But during peak silage cutting season, he sometimes doesn't finish until well after 10pm.

On the beef side of the farm there is an Aberdeen Angus herd which are finished in the sheds around April and sold at 30 months to local factories. "The females are profitable but the males not so much," he says.

He doesn't believe this is going to be a great year for the farmers around the Ox Mountains.

"The dairy and beef prices are down. The milk price of 23c/l which I am getting is hard to believe. You would need to be at 33c/l to break even. Farmers can't survive these days without the farm payment," he says.

Quentin believes that cutting production in both beef and milk is the most likely measure to yield better prices of any of the mooted EU intervention proposals.

He qualified as a mechanic when he finished his Leaving Cert and worked for 10 years with a local dealer before returning to the family farm of his parents Eddie and Eileen.

The mechanics' experience helped him develop his business in the farm building sector.


He is quite proud of the four shed complex he built to house some 500 ewes belonging to a local sheep farmer over two months last winter. Although it took up most of his construction roster for the year, he says it was a great job.

Quentin readily accepts that without the salary from his wife's professional career the development of the enterprise could not have taken place, particularly in the current economic climate.

The Hartes have four children, three boys and one girl, who Quentin says thoroughly enjoy the farming way of life and the freedom which comes with it.

The family have a healthy interest in most sports although Quentin is too busy himself for hobbies: 'Where would I get the time?" he asks.

But he does like the family holidays and the Harte' are currently organising a four day trip to the capital to visit old reliables like Dublin Zoo and Tayto Park.

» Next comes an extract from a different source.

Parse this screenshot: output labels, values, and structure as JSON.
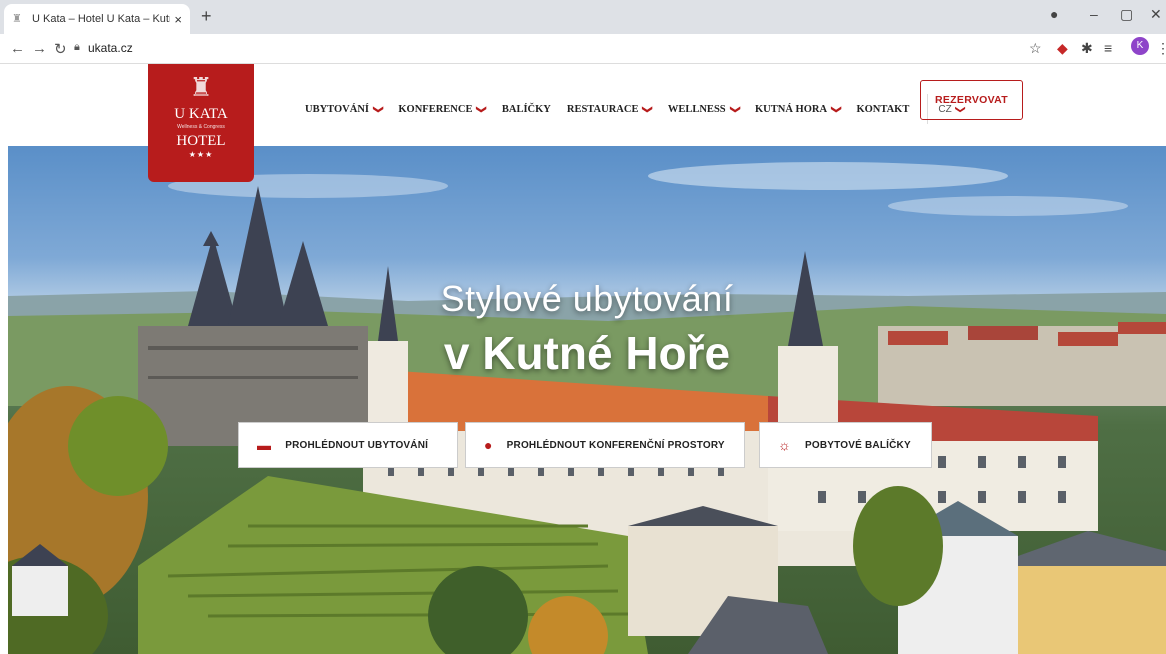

Quentin philosophically adds that "things will still be the same down here when we get back next week".

Indo Farming